======== SOURCE DATA ========

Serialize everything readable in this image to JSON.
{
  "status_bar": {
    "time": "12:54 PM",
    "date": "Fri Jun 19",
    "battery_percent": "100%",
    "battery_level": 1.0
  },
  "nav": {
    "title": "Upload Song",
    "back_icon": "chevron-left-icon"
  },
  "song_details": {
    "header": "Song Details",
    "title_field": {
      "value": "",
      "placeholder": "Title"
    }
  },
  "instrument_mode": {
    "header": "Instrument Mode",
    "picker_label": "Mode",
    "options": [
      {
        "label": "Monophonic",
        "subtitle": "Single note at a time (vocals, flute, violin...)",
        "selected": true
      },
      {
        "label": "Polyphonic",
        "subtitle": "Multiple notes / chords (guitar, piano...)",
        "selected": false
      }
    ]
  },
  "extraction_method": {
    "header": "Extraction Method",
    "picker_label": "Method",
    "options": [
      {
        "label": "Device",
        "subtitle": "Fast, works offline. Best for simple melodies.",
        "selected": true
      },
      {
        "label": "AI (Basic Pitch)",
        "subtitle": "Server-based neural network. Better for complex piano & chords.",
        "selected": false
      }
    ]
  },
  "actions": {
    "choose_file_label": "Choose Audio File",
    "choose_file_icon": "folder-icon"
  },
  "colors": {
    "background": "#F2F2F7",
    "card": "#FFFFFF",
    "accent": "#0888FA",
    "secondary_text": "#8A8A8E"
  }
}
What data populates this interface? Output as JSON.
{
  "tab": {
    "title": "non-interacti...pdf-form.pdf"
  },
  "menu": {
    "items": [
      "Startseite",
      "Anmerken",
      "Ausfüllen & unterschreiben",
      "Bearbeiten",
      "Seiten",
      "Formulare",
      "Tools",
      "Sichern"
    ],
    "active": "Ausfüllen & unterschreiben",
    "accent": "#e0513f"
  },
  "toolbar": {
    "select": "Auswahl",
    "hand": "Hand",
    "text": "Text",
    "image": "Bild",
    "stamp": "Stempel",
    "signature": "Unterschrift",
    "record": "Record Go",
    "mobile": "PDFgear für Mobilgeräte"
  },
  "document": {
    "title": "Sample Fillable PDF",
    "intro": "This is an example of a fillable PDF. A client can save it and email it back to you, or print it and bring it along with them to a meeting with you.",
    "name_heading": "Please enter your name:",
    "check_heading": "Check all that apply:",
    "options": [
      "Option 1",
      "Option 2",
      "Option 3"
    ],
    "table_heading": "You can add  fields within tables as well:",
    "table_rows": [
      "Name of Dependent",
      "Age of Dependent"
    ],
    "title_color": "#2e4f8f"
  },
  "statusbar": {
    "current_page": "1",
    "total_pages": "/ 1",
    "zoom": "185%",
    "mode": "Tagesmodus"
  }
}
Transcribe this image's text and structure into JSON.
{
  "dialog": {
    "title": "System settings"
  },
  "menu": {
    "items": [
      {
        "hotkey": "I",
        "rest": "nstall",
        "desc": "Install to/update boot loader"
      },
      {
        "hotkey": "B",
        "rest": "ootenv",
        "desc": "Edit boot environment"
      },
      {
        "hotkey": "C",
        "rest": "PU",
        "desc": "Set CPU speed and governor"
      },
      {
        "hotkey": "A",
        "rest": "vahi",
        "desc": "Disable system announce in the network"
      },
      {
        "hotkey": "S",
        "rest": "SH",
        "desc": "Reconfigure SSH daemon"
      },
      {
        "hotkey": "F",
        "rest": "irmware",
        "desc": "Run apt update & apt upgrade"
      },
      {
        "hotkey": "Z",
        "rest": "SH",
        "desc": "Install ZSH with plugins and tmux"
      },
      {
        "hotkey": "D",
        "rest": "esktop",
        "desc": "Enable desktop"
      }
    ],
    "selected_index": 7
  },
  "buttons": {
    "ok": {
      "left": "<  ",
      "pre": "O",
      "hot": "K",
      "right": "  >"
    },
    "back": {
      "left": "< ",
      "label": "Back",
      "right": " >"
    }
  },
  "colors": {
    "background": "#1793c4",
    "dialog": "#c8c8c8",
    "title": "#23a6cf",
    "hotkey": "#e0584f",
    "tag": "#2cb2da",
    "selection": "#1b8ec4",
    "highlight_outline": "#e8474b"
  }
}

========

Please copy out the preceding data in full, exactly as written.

RESPONSE TO THIS EXERCISE:
Serialize everything readable in this image to JSON.
{
  "status_bar": {
    "time": "12:54 PM",
    "date": "Fri Jun 19",
    "battery_percent": "100%",
    "battery_level": 1.0
  },
  "nav": {
    "title": "Upload Song",
    "back_icon": "chevron-left-icon"
  },
  "song_details": {
    "header": "Song Details",
    "title_field": {
      "value": "",
      "placeholder": "Title"
    }
  },
  "instrument_mode": {
    "header": "Instrument Mode",
    "picker_label": "Mode",
    "options": [
      {
        "label": "Monophonic",
        "subtitle": "Single note at a time (vocals, flute, violin...)",
        "selected": true
      },
      {
        "label": "Polyphonic",
        "subtitle": "Multiple notes / chords (guitar, piano...)",
        "selected": false
      }
    ]
  },
  "extraction_method": {
    "header": "Extraction Method",
    "picker_label": "Method",
    "options": [
      {
        "label": "Device",
        "subtitle": "Fast, works offline. Best for simple melodies.",
        "selected": true
      },
      {
        "label": "AI (Basic Pitch)",
        "subtitle": "Server-based neural network. Better for complex piano & chords.",
        "selected": false
      }
    ]
  },
  "actions": {
    "choose_file_label": "Choose Audio File",
    "choose_file_icon": "folder-icon"
  },
  "colors": {
    "background": "#F2F2F7",
    "card": "#FFFFFF",
    "accent": "#0888FA",
    "secondary_text": "#8A8A8E"
  }
}
What data populates this interface? Output as JSON.
{
  "tab": {
    "title": "non-interacti...pdf-form.pdf"
  },
  "menu": {
    "items": [
      "Startseite",
      "Anmerken",
      "Ausfüllen & unterschreiben",
      "Bearbeiten",
      "Seiten",
      "Formulare",
      "Tools",
      "Sichern"
    ],
    "active": "Ausfüllen & unterschreiben",
    "accent": "#e0513f"
  },
  "toolbar": {
    "select": "Auswahl",
    "hand": "Hand",
    "text": "Text",
    "image": "Bild",
    "stamp": "Stempel",
    "signature": "Unterschrift",
    "record": "Record Go",
    "mobile": "PDFgear für Mobilgeräte"
  },
  "document": {
    "title": "Sample Fillable PDF",
    "intro": "This is an example of a fillable PDF. A client can save it and email it back to you, or print it and bring it along with them to a meeting with you.",
    "name_heading": "Please enter your name:",
    "check_heading": "Check all that apply:",
    "options": [
      "Option 1",
      "Option 2",
      "Option 3"
    ],
    "table_heading": "You can add  fields within tables as well:",
    "table_rows": [
      "Name of Dependent",
      "Age of Dependent"
    ],
    "title_color": "#2e4f8f"
  },
  "statusbar": {
    "current_page": "1",
    "total_pages": "/ 1",
    "zoom": "185%",
    "mode": "Tagesmodus"
  }
}
Transcribe this image's text and structure into JSON.
{
  "dialog": {
    "title": "System settings"
  },
  "menu": {
    "items": [
      {
        "hotkey": "I",
        "rest": "nstall",
        "desc": "Install to/update boot loader"
      },
      {
        "hotkey": "B",
        "rest": "ootenv",
        "desc": "Edit boot environment"
      },
      {
        "hotkey": "C",
        "rest": "PU",
        "desc": "Set CPU speed and governor"
      },
      {
        "hotkey": "A",
        "rest": "vahi",
        "desc": "Disable system announce in the network"
      },
      {
        "hotkey": "S",
        "rest": "SH",
        "desc": "Reconfigure SSH daemon"
      },
      {
        "hotkey": "F",
        "rest": "irmware",
        "desc": "Run apt update & apt upgrade"
      },
      {
        "hotkey": "Z",
        "rest": "SH",
        "desc": "Install ZSH with plugins and tmux"
      },
      {
        "hotkey": "D",
        "rest": "esktop",
        "desc": "Enable desktop"
      }
    ],
    "selected_index": 7
  },
  "buttons": {
    "ok": {
      "left": "<  ",
      "pre": "O",
      "hot": "K",
      "right": "  >"
    },
    "back": {
      "left": "< ",
      "label": "Back",
      "right": " >"
    }
  },
  "colors": {
    "background": "#1793c4",
    "dialog": "#c8c8c8",
    "title": "#23a6cf",
    "hotkey": "#e0584f",
    "tag": "#2cb2da",
    "selection": "#1b8ec4",
    "highlight_outline": "#e8474b"
  }
}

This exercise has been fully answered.